The writing process can be quite tricky. Writing about it isn’t any easier. You often hear writers say things like “I have not written any new in quite some time” or simply “I have been having a dry spell, and I don’t know how long it will last”.
Writing about this dry-spell may offer a diagnosis on why the cogs in your brains aren’t tuning.
Having deadlines to meet during the MA made me question the existence of the writer’s block or dry-spells. Because whether I liked or not, wanted or not, I had to produce new work every month or so, so I was writing regularly. While the quality of the work is disputable, I wrote 6 new poems every tutorial.But now that deadlines are no longer threatening with me a whip, I am finding it difficult to write poetry again.
Could this “writer’s block” be natural and necessary part of the writing process?
I believe it is. And here’s why:
1-Not writing is painful. And allowing yourself the time and space to feel that pain of not being able to write is important to remind you why you write in the first place. A dry-spell makes you long for rain. Makes you appreciate it, look forward to it. And when it pours down, it always feels refreshing, healing, and promising.
2-Recharaging your creativity. The past two years were hectic. But by the end of the MA programme, I felt I had given everything I got. I consumed all my energy, knowledge, and experiences. Now when I think about writing, I feel like I no longer have any new ideas as if my data is erased and my mind is a blank slate. This creates a chance to recharge. I firmly believe in “when you aren’t writing, you should be reading”. Creative practitioners stress on how important it is to read the works of other creative practitioners. I write poetry, but I read everything. New perspectives, smart usage of language, energizing imaginations do exist in all forms of literature. It would be a shame to miss the opportunity to expose yourself to all these resources that would enrich your creativity. Keeping an open mind while reading is a key to becoming a better writer.
3-You don’t feel what you write is valuable. Of the two reasons I have mentioned this is the most destructive and most deliberate.Sometimes it’s not a writer’s block that’s keeping you from writing but it’s doubt and fear of rejection. The other two “phases” of not writing may eventually result with new writings. But this feeling of failure may kill your effort in its cradle.
Seeing your effort going down the drain makes you question if you are any good. Failing to see that your writing is taking you anywhere beyond a few likes on Instagram makes you wonder, what’s the point?
I try to remind myself that if I don’t write, no one cares. I’m the one at loss. And if I write, still no one cares but I end up doing something I truly love and care about.
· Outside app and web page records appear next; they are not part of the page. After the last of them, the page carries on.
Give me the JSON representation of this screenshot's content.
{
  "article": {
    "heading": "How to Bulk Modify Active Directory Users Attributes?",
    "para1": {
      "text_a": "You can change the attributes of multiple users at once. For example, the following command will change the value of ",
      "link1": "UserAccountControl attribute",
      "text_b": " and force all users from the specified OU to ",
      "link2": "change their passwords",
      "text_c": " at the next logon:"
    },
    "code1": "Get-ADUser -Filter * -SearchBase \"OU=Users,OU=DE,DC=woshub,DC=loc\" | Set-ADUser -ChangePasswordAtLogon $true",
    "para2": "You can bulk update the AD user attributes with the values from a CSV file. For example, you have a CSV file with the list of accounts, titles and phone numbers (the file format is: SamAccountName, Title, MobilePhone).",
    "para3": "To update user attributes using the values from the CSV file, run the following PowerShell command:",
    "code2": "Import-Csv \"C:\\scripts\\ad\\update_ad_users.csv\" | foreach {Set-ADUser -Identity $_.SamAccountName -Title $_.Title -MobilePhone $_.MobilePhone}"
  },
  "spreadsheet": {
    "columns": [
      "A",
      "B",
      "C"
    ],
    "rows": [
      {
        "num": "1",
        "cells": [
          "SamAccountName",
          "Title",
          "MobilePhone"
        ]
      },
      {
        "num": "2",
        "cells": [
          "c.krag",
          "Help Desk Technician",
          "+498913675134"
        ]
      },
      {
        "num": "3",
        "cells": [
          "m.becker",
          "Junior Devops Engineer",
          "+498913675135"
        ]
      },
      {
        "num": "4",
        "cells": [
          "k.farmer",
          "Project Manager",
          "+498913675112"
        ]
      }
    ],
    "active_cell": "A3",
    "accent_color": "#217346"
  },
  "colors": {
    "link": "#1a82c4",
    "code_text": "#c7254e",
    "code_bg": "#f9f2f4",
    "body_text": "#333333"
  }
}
For now I am letting these doubts consume me. I always see the danger in overconfidence rather than in the lack of it. My poems reflect the progression I make in life. I might be a mediocre poet for now but if I stop writing I may never know what I can become. This thought keeps me going even when I have just received the most recent rejection letter.
I enjoy writing about writing, because it helps me recapture the ups and downs of the writing process itself. And as I mentioned it’s like running a diagnosis on why you aren’t writing.